Sports Road Trip Diary: Boston
I had this idea for a trip I wanted to do last year, in the fall. I was going to drive to Boston, New York, New Jersey, Philadelphia and Washington DC and see friends and hockey games in each city. Then the lockout happened, and I ended up flying to DC and just hanging out with awesome people instead.
I was determined to do it this year to make up for it, but my budget both in terms of time and in terms of money forced me to postpone the New York/New Jersey part for a bit, although I still want to go see my friends there because it’s been too long.
Anyway. The plan turned into Boston, Philadelphia, DC, home for a week, Detroit, back home, and a collapse from exhaustion.
Two cool things I didn’t know when I first started planning this trip: that there was a BAA half-marathon the weekend I would be in Boston, and that instead of being a basement team as had been predicted, the Red Sox would be playing in the ALCS. I was just going to come for a hockey game, but it turned into so much more.
First, the half:
This is one of the more stupid things I have done in my life. My right knee has been bothering me ever since I danced all night on it at an amazing wedding a few weeks ago. It had been getting better to the point where I was running on it, but given that I was in the taper phase of my training, I hadn’t been running as much. Anyway. It took me almost ten hours to get from Montreal to Boston Friday night because of holiday traffic, and my knee was sore again on Saturday. But when I woke up the day of the half marathon, I felt fine, even though I probably hadn’t slept enough. I figured I could totally handle it.

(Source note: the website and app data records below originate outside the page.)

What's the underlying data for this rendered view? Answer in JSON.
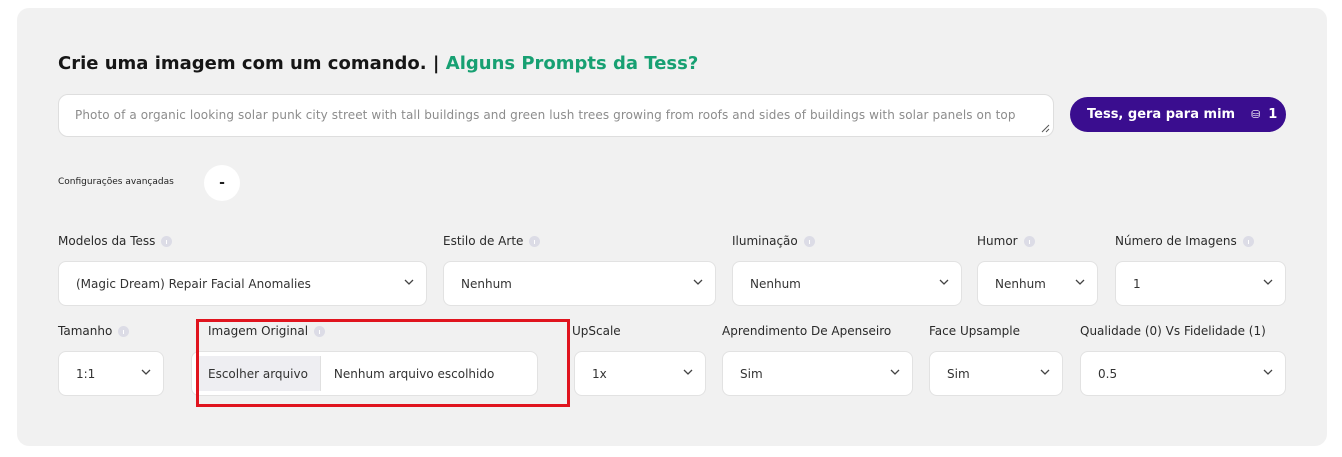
{
  "header": {
    "title": "Crie uma imagem com um comando. |",
    "link": "Alguns Prompts da Tess?"
  },
  "prompt": {
    "placeholder": "Photo of a organic looking solar punk city street with tall buildings and green lush trees growing from roofs and sides of buildings with solar panels on top"
  },
  "generate_button": {
    "label": "Tess, gera para mim",
    "coin_icon": "coins-icon",
    "count": "1"
  },
  "advanced": {
    "label": "Configurações avançadas",
    "toggle": "-"
  },
  "row1": [
    {
      "label": "Modelos da Tess",
      "value": "(Magic Dream) Repair Facial Anomalies",
      "info": true
    },
    {
      "label": "Estilo de Arte",
      "value": "Nenhum",
      "info": true
    },
    {
      "label": "Iluminação",
      "value": "Nenhum",
      "info": true
    },
    {
      "label": "Humor",
      "value": "Nenhum",
      "info": true
    },
    {
      "label": "Número de Imagens",
      "value": "1",
      "info": true
    }
  ],
  "row2": {
    "tamanho": {
      "label": "Tamanho",
      "value": "1:1",
      "info": true
    },
    "imagem_original": {
      "label": "Imagem Original",
      "button": "Escolher arquivo",
      "status": "Nenhum arquivo escolhido",
      "info": true
    },
    "upscale": {
      "label": "UpScale",
      "value": "1x"
    },
    "aprendimento": {
      "label": "Aprendimento De Apenseiro",
      "value": "Sim"
    },
    "face_upsample": {
      "label": "Face Upsample",
      "value": "Sim"
    },
    "qualidade": {
      "label": "Qualidade (0) Vs Fidelidade (1)",
      "value": "0.5"
    }
  },
  "colors": {
    "accent": "#17a072",
    "button": "#3a0d8f",
    "highlight": "#e0141e",
    "panel": "#f1f1f1"
  }
}
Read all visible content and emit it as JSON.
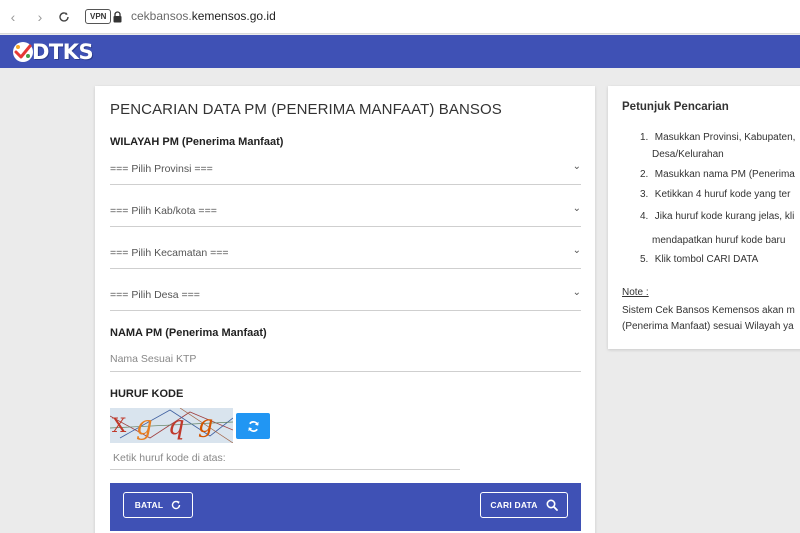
{
  "browser": {
    "vpn_label": "VPN",
    "url_prefix": "cekbansos.",
    "url_domain": "kemensos.go.id"
  },
  "header": {
    "logo_text": "DTKS",
    "brand_color": "#3f51b5"
  },
  "form": {
    "title": "PENCARIAN DATA PM (PENERIMA MANFAAT) BANSOS",
    "wilayah_label": "WILAYAH PM (Penerima Manfaat)",
    "selects": [
      "=== Pilih Provinsi ===",
      "=== Pilih Kab/kota ===",
      "=== Pilih Kecamatan ===",
      "=== Pilih Desa ==="
    ],
    "nama_label": "NAMA PM (Penerima Manfaat)",
    "nama_placeholder": "Nama Sesuai KTP",
    "kode_label": "HURUF KODE",
    "captcha_text": "Xgqg",
    "kode_placeholder": "Ketik huruf kode di atas:",
    "batal_label": "BATAL",
    "cari_label": "CARI DATA"
  },
  "guide": {
    "title": "Petunjuk Pencarian",
    "steps": [
      {
        "num": "1.",
        "line1": "Masukkan Provinsi, Kabupaten,",
        "line2": "Desa/Kelurahan"
      },
      {
        "num": "2.",
        "line1": "Masukkan nama PM (Penerima"
      },
      {
        "num": "3.",
        "line1": "Ketikkan 4 huruf kode yang ter"
      },
      {
        "num": "4.",
        "line1": "Jika huruf kode kurang jelas, kli",
        "line2": "mendapatkan huruf kode baru"
      },
      {
        "num": "5.",
        "line1": "Klik tombol CARI DATA"
      }
    ],
    "note_label": "Note :",
    "note_line1": "Sistem Cek Bansos Kemensos akan m",
    "note_line2": "(Penerima Manfaat) sesuai Wilayah ya"
  }
}
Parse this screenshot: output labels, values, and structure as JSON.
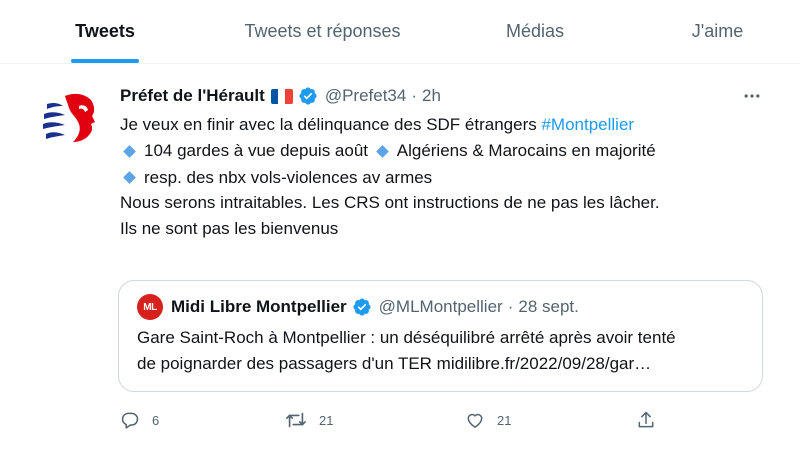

Well… Uhhhh… No, I couldn’t. I was in pain by the fourth mile. I nearly quit four times. I wanted so badly to drop out of the race I cried. And then I cried because I didn’t want to be a quitter. I was so mad at myself and I felt like I was failing. It was dumb. I probably shouldn’t have tried to finish, but I did finish, thanks to a wonderful person I met on the course named Erica and the EMS folks who wouldn’t leave us. Honestly, I would say that a major chunk of the run felt awful but the finish line when you’re last is an amazing experience. I would have never planned to be there but now that I have been there I feel like I should tell everyone to finish last at least once in their lives.
And also, I have to say: the course was beautiful and I would highly recommend it, but also, the BAA, the volunteers, the medical staff, the police and the city of Boston were just amazing. I’m so grateful to have experienced a race in Boston.
And I have now finished two out of two half-marathons that I have attempted.
Now let’s talk about our Red Sox feelings:
Yeah so ALCS Game 2. A playoff game at Fenway. Which sounds pretty cool on its own, but then you add in what happened at the game and it was the best baseball game I have ever been to and one of the best sports experiences I have ever had.
You can’t really compare a baseball playoff game atmosphere to a hockey playoff game atmosphere because they are both incredible, just in different ways. But loud is the same in every sport. I still can’t believe I was there for that.
And finally, the hockey game:
Detroit beat Boston, which used to be a good thing, but now that they’re in the Flortheast division, it’s not so satisfying to watch anymore. But as much as I hate the Bruins, I love, love, LOVE games at TD Garden. The game staff do such a great job with music and amping up the crowd and it’s always a good time. I’ve been to two matinee games in a row where the Bruins have lost and the crowd was amazing anyway. So, yeah, hate the Bruins, but go to a game here.
So this is long enough already and I have to sleep. Philadelphia is next. It’s going to be really hard to beat Boston though. Thank you so much, Boston friends. I had an amazing time in your city. I love you all.